Each of the lines below must be written out exactly as shown.

+++ Data to examine

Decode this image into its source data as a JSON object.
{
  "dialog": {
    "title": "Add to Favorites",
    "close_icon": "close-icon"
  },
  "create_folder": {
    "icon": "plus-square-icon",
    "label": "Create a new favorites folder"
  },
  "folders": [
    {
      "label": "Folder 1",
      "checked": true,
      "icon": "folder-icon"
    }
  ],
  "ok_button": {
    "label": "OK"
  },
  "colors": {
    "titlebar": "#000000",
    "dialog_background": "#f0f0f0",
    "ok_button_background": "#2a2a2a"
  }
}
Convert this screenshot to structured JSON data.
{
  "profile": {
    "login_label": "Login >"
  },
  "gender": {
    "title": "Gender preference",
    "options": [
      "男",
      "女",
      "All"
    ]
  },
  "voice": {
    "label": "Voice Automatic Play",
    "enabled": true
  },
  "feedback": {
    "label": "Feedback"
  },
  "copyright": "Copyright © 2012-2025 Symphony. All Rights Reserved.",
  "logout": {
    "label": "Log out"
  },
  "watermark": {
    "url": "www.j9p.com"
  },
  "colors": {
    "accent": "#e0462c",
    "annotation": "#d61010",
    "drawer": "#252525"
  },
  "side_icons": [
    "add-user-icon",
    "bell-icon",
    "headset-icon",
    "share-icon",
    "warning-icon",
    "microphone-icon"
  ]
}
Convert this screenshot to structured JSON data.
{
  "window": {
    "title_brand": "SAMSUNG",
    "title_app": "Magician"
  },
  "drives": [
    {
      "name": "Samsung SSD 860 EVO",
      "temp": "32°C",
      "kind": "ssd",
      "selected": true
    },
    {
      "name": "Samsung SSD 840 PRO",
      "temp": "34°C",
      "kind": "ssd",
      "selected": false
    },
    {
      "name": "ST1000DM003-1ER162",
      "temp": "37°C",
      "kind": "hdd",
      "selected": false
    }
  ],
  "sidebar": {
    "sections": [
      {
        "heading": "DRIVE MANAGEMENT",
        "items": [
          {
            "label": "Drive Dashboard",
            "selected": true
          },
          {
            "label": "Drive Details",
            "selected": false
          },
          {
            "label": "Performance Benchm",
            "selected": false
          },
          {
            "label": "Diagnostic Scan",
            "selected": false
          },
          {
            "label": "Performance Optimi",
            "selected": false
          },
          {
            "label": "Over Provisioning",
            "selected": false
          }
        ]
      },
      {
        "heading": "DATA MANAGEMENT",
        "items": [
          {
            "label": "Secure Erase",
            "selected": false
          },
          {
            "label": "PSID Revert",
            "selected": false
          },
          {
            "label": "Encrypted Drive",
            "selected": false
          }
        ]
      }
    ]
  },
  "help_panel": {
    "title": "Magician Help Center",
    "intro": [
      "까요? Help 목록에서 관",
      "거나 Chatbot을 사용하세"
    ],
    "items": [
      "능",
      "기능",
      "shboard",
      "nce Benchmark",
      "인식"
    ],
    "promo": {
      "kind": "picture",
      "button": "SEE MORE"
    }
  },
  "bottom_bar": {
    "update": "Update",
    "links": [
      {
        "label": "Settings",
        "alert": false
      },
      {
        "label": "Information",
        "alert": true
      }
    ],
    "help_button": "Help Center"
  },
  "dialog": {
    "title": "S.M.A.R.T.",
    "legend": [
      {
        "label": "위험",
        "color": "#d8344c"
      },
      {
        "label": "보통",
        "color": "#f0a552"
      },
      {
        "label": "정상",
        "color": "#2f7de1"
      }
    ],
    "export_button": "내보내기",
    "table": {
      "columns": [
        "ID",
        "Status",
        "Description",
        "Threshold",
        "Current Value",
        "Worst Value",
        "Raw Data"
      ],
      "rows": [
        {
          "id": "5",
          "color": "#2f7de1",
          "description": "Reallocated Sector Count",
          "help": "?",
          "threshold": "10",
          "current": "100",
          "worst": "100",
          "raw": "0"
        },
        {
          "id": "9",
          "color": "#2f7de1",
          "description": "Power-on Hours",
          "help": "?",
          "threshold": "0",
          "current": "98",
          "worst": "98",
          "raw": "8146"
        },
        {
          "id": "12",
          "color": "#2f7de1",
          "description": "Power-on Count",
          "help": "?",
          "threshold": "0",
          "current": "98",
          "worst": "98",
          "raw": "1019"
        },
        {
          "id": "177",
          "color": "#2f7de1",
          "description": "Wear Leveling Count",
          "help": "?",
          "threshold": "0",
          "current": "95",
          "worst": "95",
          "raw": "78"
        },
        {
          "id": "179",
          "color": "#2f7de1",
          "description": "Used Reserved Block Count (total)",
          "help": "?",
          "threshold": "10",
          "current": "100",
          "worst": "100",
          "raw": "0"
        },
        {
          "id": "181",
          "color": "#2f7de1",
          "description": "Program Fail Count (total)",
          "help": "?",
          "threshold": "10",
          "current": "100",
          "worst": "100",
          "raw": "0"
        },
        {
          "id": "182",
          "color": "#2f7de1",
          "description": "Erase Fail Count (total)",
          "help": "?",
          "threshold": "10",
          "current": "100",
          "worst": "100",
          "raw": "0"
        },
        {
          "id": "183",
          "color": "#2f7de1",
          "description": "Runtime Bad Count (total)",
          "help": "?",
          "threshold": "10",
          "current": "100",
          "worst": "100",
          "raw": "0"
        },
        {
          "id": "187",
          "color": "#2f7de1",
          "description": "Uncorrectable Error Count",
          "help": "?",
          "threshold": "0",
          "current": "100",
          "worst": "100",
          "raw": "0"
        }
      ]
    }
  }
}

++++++

**Exercise output**.
Decode this image into its source data as a JSON object.
{
  "dialog": {
    "title": "Add to Favorites",
    "close_icon": "close-icon"
  },
  "create_folder": {
    "icon": "plus-square-icon",
    "label": "Create a new favorites folder"
  },
  "folders": [
    {
      "label": "Folder 1",
      "checked": true,
      "icon": "folder-icon"
    }
  ],
  "ok_button": {
    "label": "OK"
  },
  "colors": {
    "titlebar": "#000000",
    "dialog_background": "#f0f0f0",
    "ok_button_background": "#2a2a2a"
  }
}
Convert this screenshot to structured JSON data.
{
  "profile": {
    "login_label": "Login >"
  },
  "gender": {
    "title": "Gender preference",
    "options": [
      "男",
      "女",
      "All"
    ]
  },
  "voice": {
    "label": "Voice Automatic Play",
    "enabled": true
  },
  "feedback": {
    "label": "Feedback"
  },
  "copyright": "Copyright © 2012-2025 Symphony. All Rights Reserved.",
  "logout": {
    "label": "Log out"
  },
  "watermark": {
    "url": "www.j9p.com"
  },
  "colors": {
    "accent": "#e0462c",
    "annotation": "#d61010",
    "drawer": "#252525"
  },
  "side_icons": [
    "add-user-icon",
    "bell-icon",
    "headset-icon",
    "share-icon",
    "warning-icon",
    "microphone-icon"
  ]
}
Convert this screenshot to structured JSON data.
{
  "window": {
    "title_brand": "SAMSUNG",
    "title_app": "Magician"
  },
  "drives": [
    {
      "name": "Samsung SSD 860 EVO",
      "temp": "32°C",
      "kind": "ssd",
      "selected": true
    },
    {
      "name": "Samsung SSD 840 PRO",
      "temp": "34°C",
      "kind": "ssd",
      "selected": false
    },
    {
      "name": "ST1000DM003-1ER162",
      "temp": "37°C",
      "kind": "hdd",
      "selected": false
    }
  ],
  "sidebar": {
    "sections": [
      {
        "heading": "DRIVE MANAGEMENT",
        "items": [
          {
            "label": "Drive Dashboard",
            "selected": true
          },
          {
            "label": "Drive Details",
            "selected": false
          },
          {
            "label": "Performance Benchm",
            "selected": false
          },
          {
            "label": "Diagnostic Scan",
            "selected": false
          },
          {
            "label": "Performance Optimi",
            "selected": false
          },
          {
            "label": "Over Provisioning",
            "selected": false
          }
        ]
      },
      {
        "heading": "DATA MANAGEMENT",
        "items": [
          {
            "label": "Secure Erase",
            "selected": false
          },
          {
            "label": "PSID Revert",
            "selected": false
          },
          {
            "label": "Encrypted Drive",
            "selected": false
          }
        ]
      }
    ]
  },
  "help_panel": {
    "title": "Magician Help Center",
    "intro": [
      "까요? Help 목록에서 관",
      "거나 Chatbot을 사용하세"
    ],
    "items": [
      "능",
      "기능",
      "shboard",
      "nce Benchmark",
      "인식"
    ],
    "promo": {
      "kind": "picture",
      "button": "SEE MORE"
    }
  },
  "bottom_bar": {
    "update": "Update",
    "links": [
      {
        "label": "Settings",
        "alert": false
      },
      {
        "label": "Information",
        "alert": true
      }
    ],
    "help_button": "Help Center"
  },
  "dialog": {
    "title": "S.M.A.R.T.",
    "legend": [
      {
        "label": "위험",
        "color": "#d8344c"
      },
      {
        "label": "보통",
        "color": "#f0a552"
      },
      {
        "label": "정상",
        "color": "#2f7de1"
      }
    ],
    "export_button": "내보내기",
    "table": {
      "columns": [
        "ID",
        "Status",
        "Description",
        "Threshold",
        "Current Value",
        "Worst Value",
        "Raw Data"
      ],
      "rows": [
        {
          "id": "5",
          "color": "#2f7de1",
          "description": "Reallocated Sector Count",
          "help": "?",
          "threshold": "10",
          "current": "100",
          "worst": "100",
          "raw": "0"
        },
        {
          "id": "9",
          "color": "#2f7de1",
          "description": "Power-on Hours",
          "help": "?",
          "threshold": "0",
          "current": "98",
          "worst": "98",
          "raw": "8146"
        },
        {
          "id": "12",
          "color": "#2f7de1",
          "description": "Power-on Count",
          "help": "?",
          "threshold": "0",
          "current": "98",
          "worst": "98",
          "raw": "1019"
        },
        {
          "id": "177",
          "color": "#2f7de1",
          "description": "Wear Leveling Count",
          "help": "?",
          "threshold": "0",
          "current": "95",
          "worst": "95",
          "raw": "78"
        },
        {
          "id": "179",
          "color": "#2f7de1",
          "description": "Used Reserved Block Count (total)",
          "help": "?",
          "threshold": "10",
          "current": "100",
          "worst": "100",
          "raw": "0"
        },
        {
          "id": "181",
          "color": "#2f7de1",
          "description": "Program Fail Count (total)",
          "help": "?",
          "threshold": "10",
          "current": "100",
          "worst": "100",
          "raw": "0"
        },
        {
          "id": "182",
          "color": "#2f7de1",
          "description": "Erase Fail Count (total)",
          "help": "?",
          "threshold": "10",
          "current": "100",
          "worst": "100",
          "raw": "0"
        },
        {
          "id": "183",
          "color": "#2f7de1",
          "description": "Runtime Bad Count (total)",
          "help": "?",
          "threshold": "10",
          "current": "100",
          "worst": "100",
          "raw": "0"
        },
        {
          "id": "187",
          "color": "#2f7de1",
          "description": "Uncorrectable Error Count",
          "help": "?",
          "threshold": "0",
          "current": "100",
          "worst": "100",
          "raw": "0"
        }
      ]
    }
  }
}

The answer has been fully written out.